Mark Zuckerberg’s Twitter and Pinterest accounts hacked: Mark’s Twitter and Pinterest accounts were taken over last week because he reused a password: “dadada,” according to a person familiar with the matter. The password had appeared last month in a database of more than 100 million usernames and passwords stolen in 2012 from LinkedIn, the person said. Mr. Zuckerberg appears to have reused “dadada” to log into Twitter and Pinterest, allowing hackers to take over those accounts. Ironically, Facebook’s first “security tip” for users is, “Don’t use your Facebook password anywhere else online.”
Morgan Stanley pays $1 million fine over stolen customer data: Morgan Stanley will pay a fine of $1 million for failing to protect customer data. The banking giant reportedly violated the Safeguards Rule, which allowed a then employee to transfer client details to his home computer, which was later hacked by a third party. In January 2015, confidential details of around 900 of Morgan Stanley’s 730,000 clients were released online by the hackers briefly with an offer to sell more. The employee was soon criminally charged and ordered to pay $600,000 in restitution and sentenced to 36 months of probation.
Singapore to cut Internet access for Government computers: Singapore will cut Internet off from 100,000 government computers starting May next year to safeguard official data from cybercriminals. However, there will be a few dedicated computers with Internet access and employees will be allowed to surf the web on their mobile devices.
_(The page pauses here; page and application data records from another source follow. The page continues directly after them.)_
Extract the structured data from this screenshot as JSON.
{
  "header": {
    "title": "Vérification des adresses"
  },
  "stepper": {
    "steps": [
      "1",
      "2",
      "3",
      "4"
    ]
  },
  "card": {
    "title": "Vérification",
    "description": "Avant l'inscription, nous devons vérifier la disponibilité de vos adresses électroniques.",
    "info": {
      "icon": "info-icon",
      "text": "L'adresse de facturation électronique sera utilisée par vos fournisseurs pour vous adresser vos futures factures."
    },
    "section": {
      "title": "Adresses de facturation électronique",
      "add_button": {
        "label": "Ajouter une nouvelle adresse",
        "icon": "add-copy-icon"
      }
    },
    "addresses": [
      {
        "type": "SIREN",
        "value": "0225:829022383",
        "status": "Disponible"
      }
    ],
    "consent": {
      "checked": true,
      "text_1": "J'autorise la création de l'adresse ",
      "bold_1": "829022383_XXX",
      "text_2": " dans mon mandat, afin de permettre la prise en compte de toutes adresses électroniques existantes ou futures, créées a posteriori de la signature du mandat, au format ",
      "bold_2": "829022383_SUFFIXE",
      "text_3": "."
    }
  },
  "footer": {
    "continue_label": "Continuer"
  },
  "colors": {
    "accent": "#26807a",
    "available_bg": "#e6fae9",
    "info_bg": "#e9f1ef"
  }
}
This decision was taken after the government became victim to a number of “very sophisticated” cyber-attacks in the past. Singapore has for years come under attack from cybercriminals who have also hacked into websites and stolen clients data from Standard Chartered Bank.
Karnataka police website ‘hacked’ by Pakistani hackers: The official website of the Karnataka police department (www.ksp.gov.in) was on Friday allegedly hacked by Pakistani hackers, who pasted a Pakistani flag on the home page. The hacker, claiming to be Faisal 1337 from Team Pak Cyber-attacker, posted a Pakistani flag on the home page with a message below it, which read “Pwned! Hacked, shame on your security!” Indian and Pakistani hackers routinely hack each other’s weak websites.
Yet another car can be hacked – this time it’s the Mitsubishi Outlander hybrid: Mitsubishi joins Jeep, Nissan and Tesla on the list of cars that have had vulnerabilities highlighted. A security expert has discovered these vulnerabilities in the car’s Wi-Fi console that could allow hackers to access the vehicle remotely and turn off car alarms before potentially stealing it. The security key needed to break the Wi-Fi can be cracked through a brute force attack. Mitsubishi has recommended that Outlander owners deactivate the wifi system until further notice; a recall of the cars is likely.
Will your backups protect you against ransomware?: According to the FBI, more than $209 million in ransomware payments have been paid in the United States in the first three months of 2016 — up from just $25 million for all of 2015. There are several examples of Hospitals, Police departments, Universities paying up. Cyber extortionists know that backups are their number one enemy and are adapting their ransomware to look for them. On the other hand – in many cases – users are not backing up all data or not frequently backing up. All of these result in either paying up or losing data. The best way to combat Ransomware is to not get infected at all. Forcepoint protects its users against Ransomware.